**Material shown:**
------------------------

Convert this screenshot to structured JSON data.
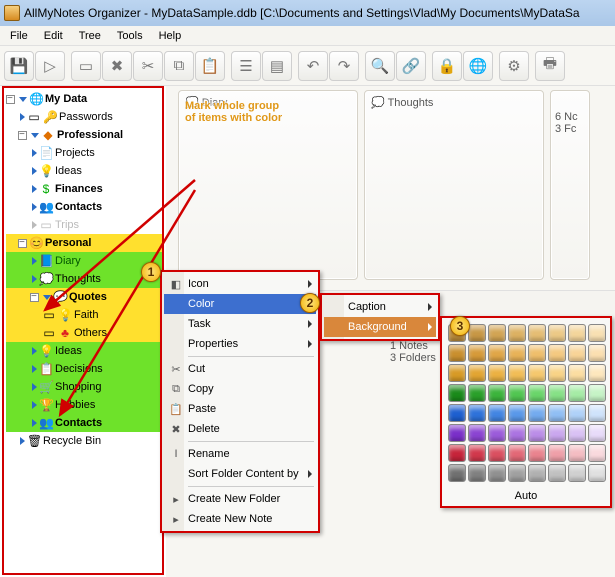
{
  "window": {
    "title": "AllMyNotes Organizer - MyDataSample.ddb [C:\\Documents and Settings\\Vlad\\My Documents\\MyDataSa"
  },
  "menu": {
    "items": [
      "File",
      "Edit",
      "Tree",
      "Tools",
      "Help"
    ]
  },
  "tree": {
    "root": "My Data",
    "passwords": "Passwords",
    "professional": "Professional",
    "projects": "Projects",
    "ideas": "Ideas",
    "finances": "Finances",
    "contacts": "Contacts",
    "trips": "Trips",
    "personal": "Personal",
    "diary": "Diary",
    "thoughts": "Thoughts",
    "quotes": "Quotes",
    "faith": "Faith",
    "others": "Others",
    "ideas2": "Ideas",
    "decisions": "Decisions",
    "shopping": "Shopping",
    "hobbies": "Hobbies",
    "contacts2": "Contacts",
    "recycle": "Recycle Bin"
  },
  "cards": {
    "diary": "Diary",
    "thoughts": "Thoughts",
    "side_line1": "6 Nc",
    "side_line2": "3 Fc"
  },
  "annotation": {
    "line1": "Mark whole group",
    "line2": "of items with color"
  },
  "context_menu": {
    "icon": "Icon",
    "color": "Color",
    "task": "Task",
    "properties": "Properties",
    "cut": "Cut",
    "copy": "Copy",
    "paste": "Paste",
    "delete": "Delete",
    "rename": "Rename",
    "sort": "Sort Folder Content by",
    "new_folder": "Create New Folder",
    "new_note": "Create New Note"
  },
  "color_submenu": {
    "caption": "Caption",
    "background": "Background"
  },
  "quotes_info": {
    "line1": "1 Notes",
    "line2": "3 Folders"
  },
  "palette": {
    "auto": "Auto"
  },
  "badges": {
    "b1": "1",
    "b2": "2",
    "b3": "3"
  }
}
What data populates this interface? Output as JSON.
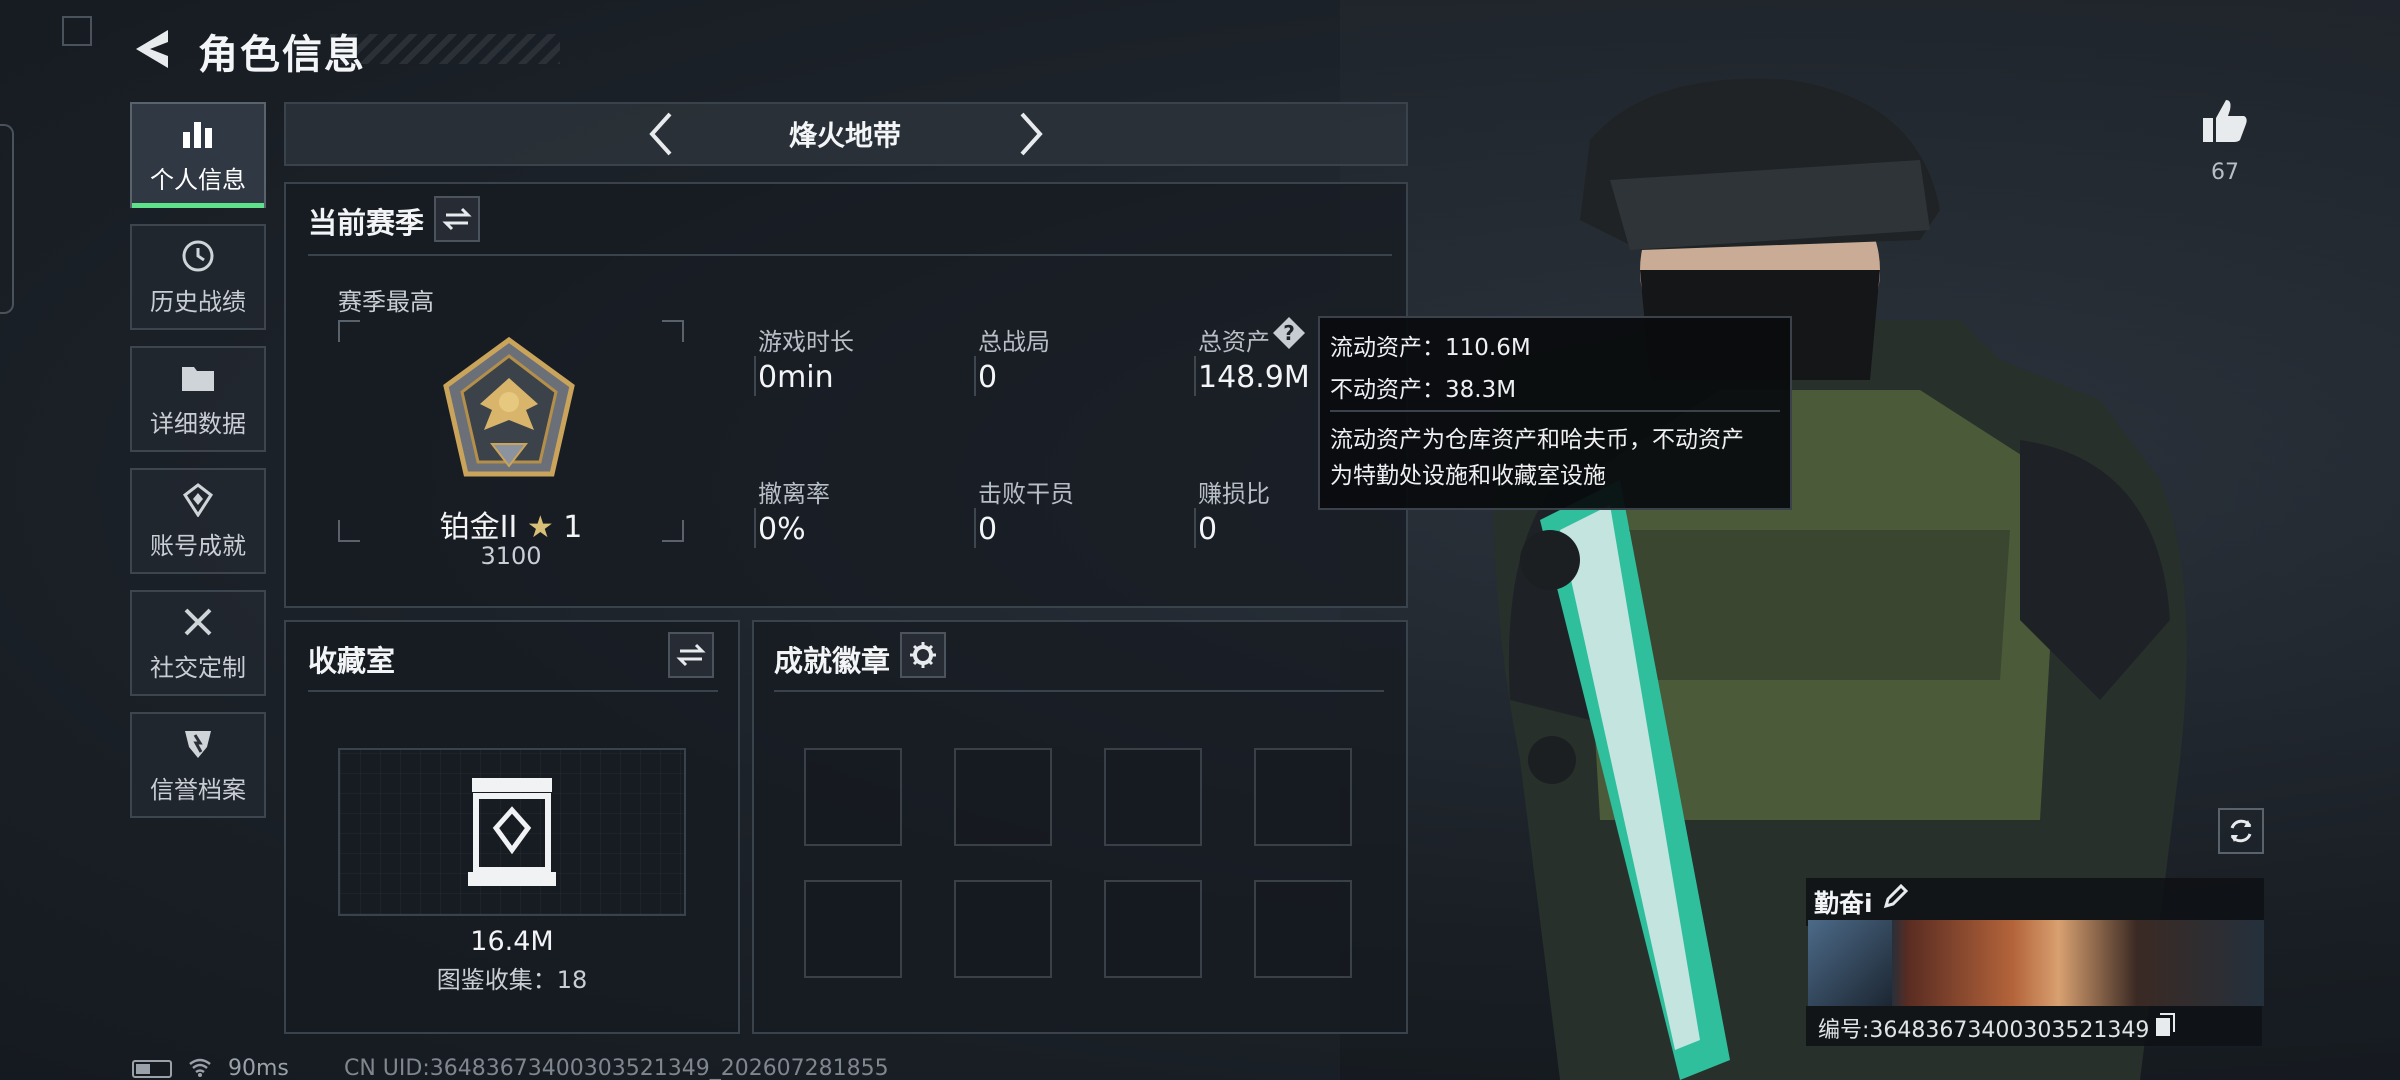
{
  "header": {
    "title": "角色信息"
  },
  "sidebar": {
    "items": [
      {
        "label": "个人信息",
        "icon": "bar-chart-icon",
        "active": true
      },
      {
        "label": "历史战绩",
        "icon": "history-clock-icon"
      },
      {
        "label": "详细数据",
        "icon": "folder-icon"
      },
      {
        "label": "账号成就",
        "icon": "achievement-icon"
      },
      {
        "label": "社交定制",
        "icon": "tools-icon"
      },
      {
        "label": "信誉档案",
        "icon": "shield-icon"
      }
    ]
  },
  "mode_selector": {
    "label": "烽火地带"
  },
  "season": {
    "title": "当前赛季",
    "best_label": "赛季最高",
    "rank_name": "铂金II",
    "rank_stars": "1",
    "rank_score": "3100",
    "stats": [
      {
        "label": "游戏时长",
        "value": "0min"
      },
      {
        "label": "总战局",
        "value": "0"
      },
      {
        "label": "总资产",
        "value": "148.9M"
      },
      {
        "label": "撤离率",
        "value": "0%"
      },
      {
        "label": "击败干员",
        "value": "0"
      },
      {
        "label": "赚损比",
        "value": "0"
      }
    ]
  },
  "tooltip": {
    "liquid": "流动资产：110.6M",
    "fixed": "不动资产：38.3M",
    "desc_line1": "流动资产为仓库资产和哈夫币，不动资产",
    "desc_line2": "为特勤处设施和收藏室设施"
  },
  "collection": {
    "title": "收藏室",
    "value": "16.4M",
    "count_label": "图鉴收集：18"
  },
  "badges": {
    "title": "成就徽章"
  },
  "likes": {
    "count": "67"
  },
  "player": {
    "name": "勤奋i",
    "id_text": "编号:364836734003035213​49"
  },
  "status": {
    "ping": "90ms",
    "uid": "CN UID:364836734003035213​49_202607281855"
  },
  "colors": {
    "accent_green": "#5fe08a",
    "weapon_teal": "#2fbf9c",
    "panel_border": "#3a424c"
  }
}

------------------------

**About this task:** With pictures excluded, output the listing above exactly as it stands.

**Completed exercise:**
Convert this screenshot to structured JSON data.
{
  "window": {
    "title": "AllMyNotes Organizer - MyDataSample.ddb [C:\\Documents and Settings\\Vlad\\My Documents\\MyDataSa"
  },
  "menu": {
    "items": [
      "File",
      "Edit",
      "Tree",
      "Tools",
      "Help"
    ]
  },
  "tree": {
    "root": "My Data",
    "passwords": "Passwords",
    "professional": "Professional",
    "projects": "Projects",
    "ideas": "Ideas",
    "finances": "Finances",
    "contacts": "Contacts",
    "trips": "Trips",
    "personal": "Personal",
    "diary": "Diary",
    "thoughts": "Thoughts",
    "quotes": "Quotes",
    "faith": "Faith",
    "others": "Others",
    "ideas2": "Ideas",
    "decisions": "Decisions",
    "shopping": "Shopping",
    "hobbies": "Hobbies",
    "contacts2": "Contacts",
    "recycle": "Recycle Bin"
  },
  "cards": {
    "diary": "Diary",
    "thoughts": "Thoughts",
    "side_line1": "6 Nc",
    "side_line2": "3 Fc"
  },
  "annotation": {
    "line1": "Mark whole group",
    "line2": "of items with color"
  },
  "context_menu": {
    "icon": "Icon",
    "color": "Color",
    "task": "Task",
    "properties": "Properties",
    "cut": "Cut",
    "copy": "Copy",
    "paste": "Paste",
    "delete": "Delete",
    "rename": "Rename",
    "sort": "Sort Folder Content by",
    "new_folder": "Create New Folder",
    "new_note": "Create New Note"
  },
  "color_submenu": {
    "caption": "Caption",
    "background": "Background"
  },
  "quotes_info": {
    "line1": "1 Notes",
    "line2": "3 Folders"
  },
  "palette": {
    "auto": "Auto"
  },
  "badges": {
    "b1": "1",
    "b2": "2",
    "b3": "3"
  }
}
What data populates this interface? Output as JSON.
{
  "header": {
    "title": "角色信息"
  },
  "sidebar": {
    "items": [
      {
        "label": "个人信息",
        "icon": "bar-chart-icon",
        "active": true
      },
      {
        "label": "历史战绩",
        "icon": "history-clock-icon"
      },
      {
        "label": "详细数据",
        "icon": "folder-icon"
      },
      {
        "label": "账号成就",
        "icon": "achievement-icon"
      },
      {
        "label": "社交定制",
        "icon": "tools-icon"
      },
      {
        "label": "信誉档案",
        "icon": "shield-icon"
      }
    ]
  },
  "mode_selector": {
    "label": "烽火地带"
  },
  "season": {
    "title": "当前赛季",
    "best_label": "赛季最高",
    "rank_name": "铂金II",
    "rank_stars": "1",
    "rank_score": "3100",
    "stats": [
      {
        "label": "游戏时长",
        "value": "0min"
      },
      {
        "label": "总战局",
        "value": "0"
      },
      {
        "label": "总资产",
        "value": "148.9M"
      },
      {
        "label": "撤离率",
        "value": "0%"
      },
      {
        "label": "击败干员",
        "value": "0"
      },
      {
        "label": "赚损比",
        "value": "0"
      }
    ]
  },
  "tooltip": {
    "liquid": "流动资产：110.6M",
    "fixed": "不动资产：38.3M",
    "desc_line1": "流动资产为仓库资产和哈夫币，不动资产",
    "desc_line2": "为特勤处设施和收藏室设施"
  },
  "collection": {
    "title": "收藏室",
    "value": "16.4M",
    "count_label": "图鉴收集：18"
  },
  "badges": {
    "title": "成就徽章"
  },
  "likes": {
    "count": "67"
  },
  "player": {
    "name": "勤奋i",
    "id_text": "编号:364836734003035213​49"
  },
  "status": {
    "ping": "90ms",
    "uid": "CN UID:364836734003035213​49_202607281855"
  },
  "colors": {
    "accent_green": "#5fe08a",
    "weapon_teal": "#2fbf9c",
    "panel_border": "#3a424c"
  }
}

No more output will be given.